Three states have now declared a public health emergency due to an outbreak of monkeypox, but Wyoming has no plans to do the same.
California, Illinois and New York have all declared states of emergency due to the outbreak of monkeypox within their respective states.
Since the disease started popping up in the United States at the beginning of the summer, Wyoming has had no confirmed cases of monkeypox, Wyoming Department of Health spokeswoman Kim Deti told Cowboy State Daily on Tuesday.
“There are no plans to pursue a public health emergency declaration in Wyoming, but that does not mean our department has no concerns about this outbreak,” Deti said. “Those declarations in our state are very specific and not applicable to the current or expected situation.”
According to National Public Radio, declaring a state of emergency often helps with the logistics and coordination between departments working to respond to the emergency.
For monkeypox, these declarations will mean devoting more resources to testing opportunities and vaccinations, including who can administer them, and accessing funds designated for emergencies.
A total of 5,811 cases of monkeypox have been recorded nationwide, with 1,390 of those cases in New York, another 827 in California and 520 in Illinois.

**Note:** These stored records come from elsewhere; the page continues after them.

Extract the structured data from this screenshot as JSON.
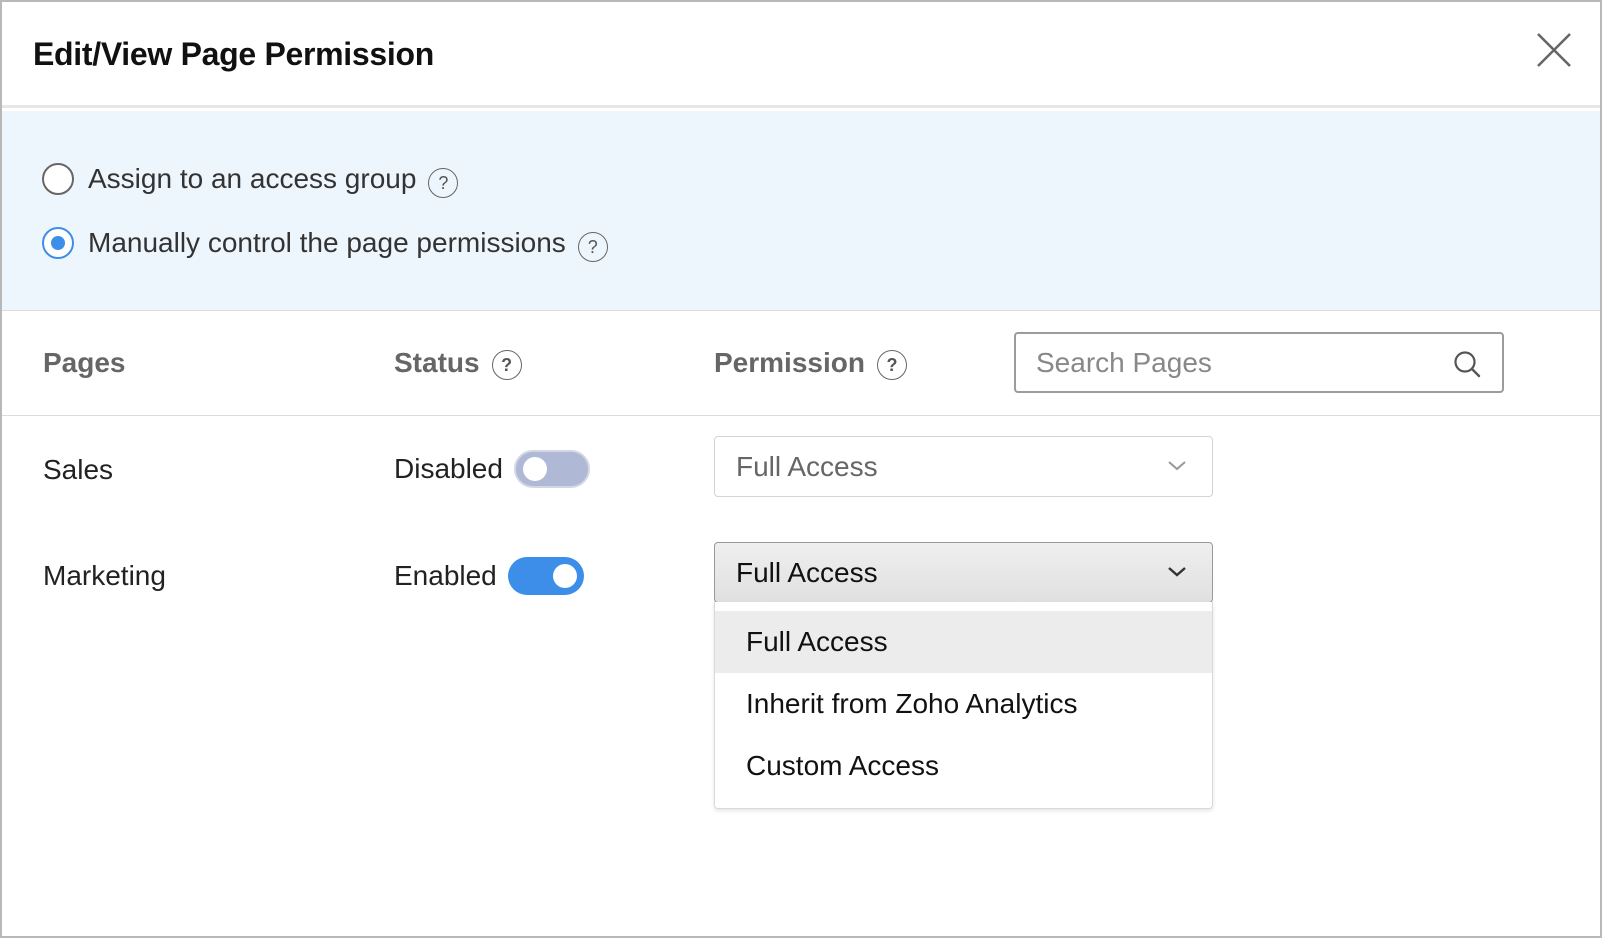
{
  "dialog": {
    "title": "Edit/View Page Permission"
  },
  "mode": {
    "options": [
      {
        "label": "Assign to an access group",
        "selected": false
      },
      {
        "label": "Manually control the page permissions",
        "selected": true
      }
    ],
    "accent_color": "#3d8ee9",
    "panel_bg": "#eef6fd"
  },
  "table": {
    "headers": {
      "pages": "Pages",
      "status": "Status",
      "permission": "Permission"
    },
    "search": {
      "placeholder": "Search Pages",
      "value": ""
    },
    "rows": [
      {
        "page": "Sales",
        "status": "Disabled",
        "enabled": false,
        "permission": "Full Access"
      },
      {
        "page": "Marketing",
        "status": "Enabled",
        "enabled": true,
        "permission": "Full Access"
      }
    ]
  },
  "permission_dropdown": {
    "open_for_row": "Marketing",
    "options": [
      "Full Access",
      "Inherit from Zoho Analytics",
      "Custom Access"
    ],
    "highlighted": "Full Access"
  },
  "icons": {
    "close": "close-icon",
    "help": "help-icon",
    "search": "search-icon",
    "chevron": "chevron-down-icon",
    "help_glyph": "?"
  }
}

Deti said health department officials have communicated with health care providers across Wyoming about what symptoms to look for when it comes to monkeypox and testing recommendations.
“We are also considering plans to make the best use of vaccines available to the state,” she said.
Vaccination for monkeypox is available, albeit on a limited eligibility basis, according to The Hill.
The news outlet reported people who meet the requirements include those have been in close contact with confirmed infected persons and people who have had multiple sexual partners in the last two weeks in an area reporting confirmed monkeypox cases.
Monkeypox is a disease caused by the monkeypox virus, which comes from the same virus family that causes smallpox, according to the CDC. The current outbreak is of the West African monkeypox type, a serious but rarely fatal disease, The Hill reported.
The disease causes fever, headache, body aches, swollen lymph nodes and respiratory issues, as well as a blister-like rash. Symptoms usually appear within three weeks of exposure, and the illness itself lasts two to four weeks.
The virus can spread through “respiratory secretions,” which can be exchanged through close contact, kissing, hugging and other intimate actions.